THOMAS HARDY - MISLED BY FAKE NEWS ON THE MAYOR OF CASTERBRIDGE
May 1st, 2020
Hardy’s 1886 novel The Mayor of Casterbridge centers around the theme of wife selling. He is often credited with writing the novel to highlight a contemporary social evil in the same way that Dickens campaigned against abuses such as child labour. In fact, though, Hardy innocently made the mistake that many subsequent commentators have made: failing to realise that many of the “sales” of wives covered up something else entirely.
In Hardy’s story, the young Michael Henchard, an alcoholic farm hand, gets drunk at the local fair and, in a rage, sells his wife for five guineas to a sailor. This mad impulse comes back to haunt him in later life when he is prosperous and becomes the eponymous mayor.
Hardy is said to have read reports in the local Dorset newspapers of such sales taking place and to have concluded that it was an abuse that should be stopped. In fact, such sales were a legal sham. When Hardy was writing, there was no way in which the ordinary man and woman could legally obtain a divorce. Divorce – though frowned on – was possible for the well-heeled. But for working class men and women who wished to end a relationship and live with other partners, there was no alternative but “living in sin”.
This obviously had ramifications for other issues such as inheritance and the legal status of their children. When a couple married in church, they married in the eyes of the law by virtue of signing a register. But if they chose to part and marry another, there was no such register, no piece of paper to witness their actions.
To get around this, couples who wished to divorce resorted to the ruse of going through the motions of a sale. The “buyer” would pay a sum of money – often a token amount such as one shilling or half-a-crown — and would get a signed receipt for the cash – legal proof of the transaction. The “seller” would get a signed and dated bill of sale. This was as close as the common man, or woman, could get to a legal document of the living arrangements they chose to make.
A similar legal charade took place in the buying and selling of property.

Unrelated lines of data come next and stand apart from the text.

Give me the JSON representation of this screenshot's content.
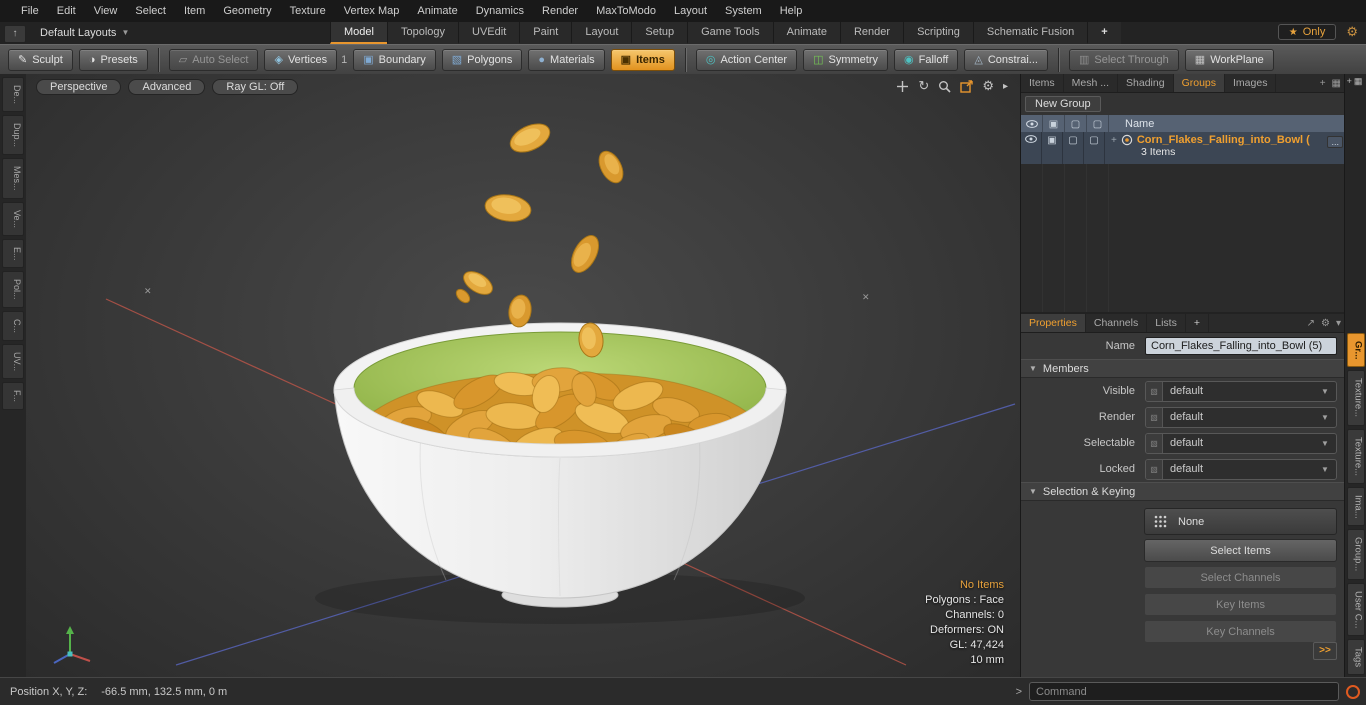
{
  "colors": {
    "accent_orange": "#e8962e",
    "selection_blue": "#566273",
    "flake_gold": "#e2a43c",
    "bowl_green": "#9cc153"
  },
  "menu": {
    "items": [
      "File",
      "Edit",
      "View",
      "Select",
      "Item",
      "Geometry",
      "Texture",
      "Vertex Map",
      "Animate",
      "Dynamics",
      "Render",
      "MaxToModo",
      "Layout",
      "System",
      "Help"
    ]
  },
  "layout_bar": {
    "selector": "Default Layouts",
    "tabs": [
      "Model",
      "Topology",
      "UVEdit",
      "Paint",
      "Layout",
      "Setup",
      "Game Tools",
      "Animate",
      "Render",
      "Scripting",
      "Schematic Fusion"
    ],
    "add": "+",
    "only": "Only"
  },
  "toolbar": {
    "sculpt": "Sculpt",
    "presets": "Presets",
    "auto_select": "Auto Select",
    "vertices": "Vertices",
    "vertices_count": "1",
    "boundary": "Boundary",
    "polygons": "Polygons",
    "materials": "Materials",
    "items": "Items",
    "action_center": "Action Center",
    "symmetry": "Symmetry",
    "falloff": "Falloff",
    "constraints": "Constrai...",
    "select_through": "Select Through",
    "workplane": "WorkPlane"
  },
  "viewport": {
    "modes": [
      "Perspective",
      "Advanced",
      "Ray GL: Off"
    ],
    "info": [
      "No Items",
      "Polygons : Face",
      "Channels: 0",
      "Deformers: ON",
      "GL: 47,424",
      "10 mm"
    ]
  },
  "groups_panel": {
    "tabs": [
      "Items",
      "Mesh ...",
      "Shading",
      "Groups",
      "Images"
    ],
    "add": "+",
    "new_group": "New Group",
    "name_header": "Name",
    "item_name": "Corn_Flakes_Falling_into_Bowl (",
    "item_count": "3 Items",
    "more": "..."
  },
  "properties_panel": {
    "tabs": [
      "Properties",
      "Channels",
      "Lists"
    ],
    "add": "+",
    "name_label": "Name",
    "name_value": "Corn_Flakes_Falling_into_Bowl (5)",
    "members_section": "Members",
    "selection_section": "Selection & Keying",
    "fields": [
      {
        "label": "Visible",
        "value": "default"
      },
      {
        "label": "Render",
        "value": "default"
      },
      {
        "label": "Selectable",
        "value": "default"
      },
      {
        "label": "Locked",
        "value": "default"
      }
    ],
    "none_button": "None",
    "select_items": "Select Items",
    "select_channels": "Select Channels",
    "key_items": "Key Items",
    "key_channels": "Key Channels",
    "expand": ">>"
  },
  "left_strip": {
    "tabs": [
      "De...",
      "Dup...",
      "Mes...",
      "Ve...",
      "E...",
      "Pol...",
      "C...",
      "UV...",
      "F..."
    ]
  },
  "right_strip": {
    "tabs": [
      "Gr...",
      "Texture...",
      "Texture...",
      "Ima...",
      "Group...",
      "User C...",
      "Tags"
    ]
  },
  "status_bar": {
    "position_label": "Position X, Y, Z:",
    "position_value": "-66.5 mm, 132.5 mm, 0 m",
    "prompt": ">",
    "command_placeholder": "Command"
  }
}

Land is owned by the monarch and, until legal reforms in the nineteenth century, was held in the monarch’s name by a lord of the manor in return for services such as providing men at arms in time of war. Ordinary people rented their home, farm or smallholding from the lord of the manor in return for rent – often farm produce. There was no legal conveyancing of property. So if someone wished to buy another’s house or cottage they enacted a charade in which the buyer brought a “suit of ejectment” against the seller. The written judgement obtained from the court was the only form of title deed that was available to make the sale.
Enacting a legal charade of this kind was sometimes considered to be a risky business. What if the lord of the manor objected or, even worse, some royal official got wind of money changing hands?
To preserve their anonymity, the parties to such legal charades resorted to the use of pseudonyms – “John Doe” and “Richard Roe”.
Richard Milton is a writer and journalist